- Case Study: Residential Extension, Lindfield 53 Greenways
- Case Study: Residential Extension: West Common Drive: Lindfield
- Case Study: Residential Extension and Refurbishment: Dower House: Balcombe
- Case Study: Britton House
- Case Study: Kimpton Link
- Case Study: Grade II Listed House External Repairs and Re-roofing: Lindfield
- Case Study: Repairs and Refurbishment: Grade II Listed House, Horsted Keynes
- Case Study: Development of Public House Site
- Case Study: Refurbishment of Grade II Listed Windmill, North Chailey
- Case Study: Refurbishment and Single Storey Extension: Grade II Listed Building, Lindfield
- Case Study: Residential Two Storey Extension, West Hoathly
- Case Study: Residential Extension: Birch Green: Haywards Heath
- Case Study: Grade II* Listed Refurbishment, Lindfield
- Case Study: Grade II Listed Building Repairs and Refurbishment: Cuckfield
- Case Study: New Build Oak Framed House, Chanctonbury
- Case Study: Hamilton House
- Case Study: Cuckfield (Extension)
- Case Study: Lindfield Grade II* Listed Refurbishment and Conversion
- Case Study: Lindfield Grade II Listed (Refurbishment and Extension)
- Case Study: Lindfield High Street (Extension and Refurbishment)
- Case Study: Cuckfield Cricket Club
- Case Study: Cowfold (Extension and Refurbishment)
- Case Study: Chailey (Extension)
Building Information Modelling (BIM)

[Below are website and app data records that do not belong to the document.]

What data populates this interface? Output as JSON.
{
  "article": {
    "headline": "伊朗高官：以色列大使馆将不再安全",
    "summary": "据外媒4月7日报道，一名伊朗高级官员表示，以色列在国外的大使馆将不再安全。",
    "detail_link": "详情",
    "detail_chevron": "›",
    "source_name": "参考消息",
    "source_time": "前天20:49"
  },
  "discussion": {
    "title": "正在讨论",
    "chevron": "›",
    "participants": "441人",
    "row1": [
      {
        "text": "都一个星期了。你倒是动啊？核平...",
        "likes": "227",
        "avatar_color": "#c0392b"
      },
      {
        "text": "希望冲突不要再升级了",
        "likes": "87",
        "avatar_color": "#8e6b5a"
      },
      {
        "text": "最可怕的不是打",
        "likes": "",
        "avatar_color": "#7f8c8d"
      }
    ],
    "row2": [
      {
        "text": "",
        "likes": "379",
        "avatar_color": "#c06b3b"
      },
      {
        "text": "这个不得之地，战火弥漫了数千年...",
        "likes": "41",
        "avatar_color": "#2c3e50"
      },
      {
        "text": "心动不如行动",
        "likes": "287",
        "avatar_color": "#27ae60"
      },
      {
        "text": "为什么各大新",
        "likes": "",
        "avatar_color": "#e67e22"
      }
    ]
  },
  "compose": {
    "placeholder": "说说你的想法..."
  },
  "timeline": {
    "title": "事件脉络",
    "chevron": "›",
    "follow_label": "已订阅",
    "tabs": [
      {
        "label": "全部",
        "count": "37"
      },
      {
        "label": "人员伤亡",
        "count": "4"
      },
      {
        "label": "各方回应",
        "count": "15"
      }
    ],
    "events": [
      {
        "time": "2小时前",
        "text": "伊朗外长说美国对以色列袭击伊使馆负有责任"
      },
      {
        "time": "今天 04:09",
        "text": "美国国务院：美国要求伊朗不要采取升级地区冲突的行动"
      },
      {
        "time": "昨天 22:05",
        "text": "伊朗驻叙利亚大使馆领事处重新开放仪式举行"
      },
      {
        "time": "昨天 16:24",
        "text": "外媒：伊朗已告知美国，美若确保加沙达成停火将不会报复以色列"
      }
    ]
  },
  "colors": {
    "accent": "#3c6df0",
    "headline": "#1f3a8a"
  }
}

Building Information Modeling (BIM) is the process of generating and managing building data within a Three-Dimensioned (3D), dynamic computer model. BIM design tools allow for extracting different views from a building model for drawing production and other uses. These different views are automatically consistent since each object is defined only once, just as in reality, which greatly reduces errors and increases productivity.
BIM is able to achieve such improvements by modelling representations of the actual parts and pieces being used to construct a building. This is a substantial shift from the traditional Computer Aided Design (CAD) method of drawing , that uses lines that combine to represent objects. The BIM model "understands" different building elements and their relationships.
Using BIM gives our clients several advantages:
- It provides a more realistic representation of the existing building and proposed alterations, as the building can be viewed in a 3D context. The impact and clarity of proposed modifications can be clearly presented.
- It improves the visualisation of available space, and indicates the natural available to changed spaces.
- It allows for live input from clients at meetings.
- It reduces misunderstanding and errors because solutions can be shown on screen/prints. The 3D digital model is assembled in the same way that a building is constructed, using an overlap of the information from all the different disciplines to come up with an integrated solution. This holistic design approach reduces the need for changes during construction, saving the client money by "flagging up" constructability issues early in the design process.
Because BIM drawings visualise (proposed) reality, it is a useful tool for checking complicated structural detailing before works start on site, and to generate precise models for contractors.
It is also a great aid to demonstrate a point of view, whilst submitting a Planning application or obtaining Listed Building consent. The impact of any proposal can be shown within the overall context of the building.